= Data for this exercise =
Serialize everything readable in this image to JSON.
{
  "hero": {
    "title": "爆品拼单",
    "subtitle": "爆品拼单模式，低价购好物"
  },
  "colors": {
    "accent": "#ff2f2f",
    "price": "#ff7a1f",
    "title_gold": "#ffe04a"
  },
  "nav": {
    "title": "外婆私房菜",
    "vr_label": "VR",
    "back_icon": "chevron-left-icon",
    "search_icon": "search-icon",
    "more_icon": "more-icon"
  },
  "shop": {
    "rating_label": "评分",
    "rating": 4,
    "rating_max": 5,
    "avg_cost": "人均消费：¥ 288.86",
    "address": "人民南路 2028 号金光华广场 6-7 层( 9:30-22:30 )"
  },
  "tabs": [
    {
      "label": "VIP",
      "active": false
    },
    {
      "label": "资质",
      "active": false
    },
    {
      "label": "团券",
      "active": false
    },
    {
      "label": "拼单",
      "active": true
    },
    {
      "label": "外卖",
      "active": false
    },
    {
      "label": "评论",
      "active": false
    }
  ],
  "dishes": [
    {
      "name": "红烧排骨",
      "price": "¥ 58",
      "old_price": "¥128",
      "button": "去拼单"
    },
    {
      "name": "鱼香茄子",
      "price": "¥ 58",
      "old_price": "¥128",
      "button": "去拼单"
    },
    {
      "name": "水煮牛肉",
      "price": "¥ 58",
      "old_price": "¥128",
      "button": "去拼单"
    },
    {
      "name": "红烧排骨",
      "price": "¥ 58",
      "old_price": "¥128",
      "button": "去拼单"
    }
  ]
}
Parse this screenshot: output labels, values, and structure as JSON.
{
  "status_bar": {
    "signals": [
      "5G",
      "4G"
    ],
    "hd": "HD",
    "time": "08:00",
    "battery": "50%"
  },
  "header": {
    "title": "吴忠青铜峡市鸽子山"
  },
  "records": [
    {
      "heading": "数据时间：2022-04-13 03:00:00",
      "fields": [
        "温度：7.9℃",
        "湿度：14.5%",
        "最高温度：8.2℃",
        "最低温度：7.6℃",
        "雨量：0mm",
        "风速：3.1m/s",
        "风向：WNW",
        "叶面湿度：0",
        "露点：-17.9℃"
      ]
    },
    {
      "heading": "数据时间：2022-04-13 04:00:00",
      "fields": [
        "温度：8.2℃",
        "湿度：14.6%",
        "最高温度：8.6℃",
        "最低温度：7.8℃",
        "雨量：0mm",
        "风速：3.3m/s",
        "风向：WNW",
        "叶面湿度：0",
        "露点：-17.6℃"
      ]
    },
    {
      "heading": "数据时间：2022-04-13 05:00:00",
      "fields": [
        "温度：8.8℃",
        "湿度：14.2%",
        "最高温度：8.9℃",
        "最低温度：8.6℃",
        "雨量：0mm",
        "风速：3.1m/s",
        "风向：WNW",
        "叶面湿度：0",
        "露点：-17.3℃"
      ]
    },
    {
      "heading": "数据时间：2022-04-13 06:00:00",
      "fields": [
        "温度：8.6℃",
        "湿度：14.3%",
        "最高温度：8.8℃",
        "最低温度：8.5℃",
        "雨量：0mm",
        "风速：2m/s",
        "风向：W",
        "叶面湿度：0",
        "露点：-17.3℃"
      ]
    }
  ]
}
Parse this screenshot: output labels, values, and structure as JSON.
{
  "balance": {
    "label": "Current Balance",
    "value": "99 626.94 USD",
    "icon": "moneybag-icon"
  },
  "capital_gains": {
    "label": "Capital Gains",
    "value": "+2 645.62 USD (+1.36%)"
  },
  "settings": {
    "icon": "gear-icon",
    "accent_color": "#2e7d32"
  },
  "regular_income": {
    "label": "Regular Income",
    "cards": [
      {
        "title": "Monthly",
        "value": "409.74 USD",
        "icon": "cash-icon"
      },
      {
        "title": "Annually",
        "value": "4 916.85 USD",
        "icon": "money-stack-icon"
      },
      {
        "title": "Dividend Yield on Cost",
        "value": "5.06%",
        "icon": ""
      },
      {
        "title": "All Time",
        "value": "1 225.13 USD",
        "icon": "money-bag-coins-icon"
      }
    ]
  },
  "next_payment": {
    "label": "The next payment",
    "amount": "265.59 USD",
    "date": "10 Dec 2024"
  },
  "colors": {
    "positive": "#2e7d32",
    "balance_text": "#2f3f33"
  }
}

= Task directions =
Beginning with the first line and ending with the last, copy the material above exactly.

= Exercise solution =
Serialize everything readable in this image to JSON.
{
  "hero": {
    "title": "爆品拼单",
    "subtitle": "爆品拼单模式，低价购好物"
  },
  "colors": {
    "accent": "#ff2f2f",
    "price": "#ff7a1f",
    "title_gold": "#ffe04a"
  },
  "nav": {
    "title": "外婆私房菜",
    "vr_label": "VR",
    "back_icon": "chevron-left-icon",
    "search_icon": "search-icon",
    "more_icon": "more-icon"
  },
  "shop": {
    "rating_label": "评分",
    "rating": 4,
    "rating_max": 5,
    "avg_cost": "人均消费：¥ 288.86",
    "address": "人民南路 2028 号金光华广场 6-7 层( 9:30-22:30 )"
  },
  "tabs": [
    {
      "label": "VIP",
      "active": false
    },
    {
      "label": "资质",
      "active": false
    },
    {
      "label": "团券",
      "active": false
    },
    {
      "label": "拼单",
      "active": true
    },
    {
      "label": "外卖",
      "active": false
    },
    {
      "label": "评论",
      "active": false
    }
  ],
  "dishes": [
    {
      "name": "红烧排骨",
      "price": "¥ 58",
      "old_price": "¥128",
      "button": "去拼单"
    },
    {
      "name": "鱼香茄子",
      "price": "¥ 58",
      "old_price": "¥128",
      "button": "去拼单"
    },
    {
      "name": "水煮牛肉",
      "price": "¥ 58",
      "old_price": "¥128",
      "button": "去拼单"
    },
    {
      "name": "红烧排骨",
      "price": "¥ 58",
      "old_price": "¥128",
      "button": "去拼单"
    }
  ]
}
Parse this screenshot: output labels, values, and structure as JSON.
{
  "status_bar": {
    "signals": [
      "5G",
      "4G"
    ],
    "hd": "HD",
    "time": "08:00",
    "battery": "50%"
  },
  "header": {
    "title": "吴忠青铜峡市鸽子山"
  },
  "records": [
    {
      "heading": "数据时间：2022-04-13 03:00:00",
      "fields": [
        "温度：7.9℃",
        "湿度：14.5%",
        "最高温度：8.2℃",
        "最低温度：7.6℃",
        "雨量：0mm",
        "风速：3.1m/s",
        "风向：WNW",
        "叶面湿度：0",
        "露点：-17.9℃"
      ]
    },
    {
      "heading": "数据时间：2022-04-13 04:00:00",
      "fields": [
        "温度：8.2℃",
        "湿度：14.6%",
        "最高温度：8.6℃",
        "最低温度：7.8℃",
        "雨量：0mm",
        "风速：3.3m/s",
        "风向：WNW",
        "叶面湿度：0",
        "露点：-17.6℃"
      ]
    },
    {
      "heading": "数据时间：2022-04-13 05:00:00",
      "fields": [
        "温度：8.8℃",
        "湿度：14.2%",
        "最高温度：8.9℃",
        "最低温度：8.6℃",
        "雨量：0mm",
        "风速：3.1m/s",
        "风向：WNW",
        "叶面湿度：0",
        "露点：-17.3℃"
      ]
    },
    {
      "heading": "数据时间：2022-04-13 06:00:00",
      "fields": [
        "温度：8.6℃",
        "湿度：14.3%",
        "最高温度：8.8℃",
        "最低温度：8.5℃",
        "雨量：0mm",
        "风速：2m/s",
        "风向：W",
        "叶面湿度：0",
        "露点：-17.3℃"
      ]
    }
  ]
}
Parse this screenshot: output labels, values, and structure as JSON.
{
  "balance": {
    "label": "Current Balance",
    "value": "99 626.94 USD",
    "icon": "moneybag-icon"
  },
  "capital_gains": {
    "label": "Capital Gains",
    "value": "+2 645.62 USD (+1.36%)"
  },
  "settings": {
    "icon": "gear-icon",
    "accent_color": "#2e7d32"
  },
  "regular_income": {
    "label": "Regular Income",
    "cards": [
      {
        "title": "Monthly",
        "value": "409.74 USD",
        "icon": "cash-icon"
      },
      {
        "title": "Annually",
        "value": "4 916.85 USD",
        "icon": "money-stack-icon"
      },
      {
        "title": "Dividend Yield on Cost",
        "value": "5.06%",
        "icon": ""
      },
      {
        "title": "All Time",
        "value": "1 225.13 USD",
        "icon": "money-bag-coins-icon"
      }
    ]
  },
  "next_payment": {
    "label": "The next payment",
    "amount": "265.59 USD",
    "date": "10 Dec 2024"
  },
  "colors": {
    "positive": "#2e7d32",
    "balance_text": "#2f3f33"
  }
}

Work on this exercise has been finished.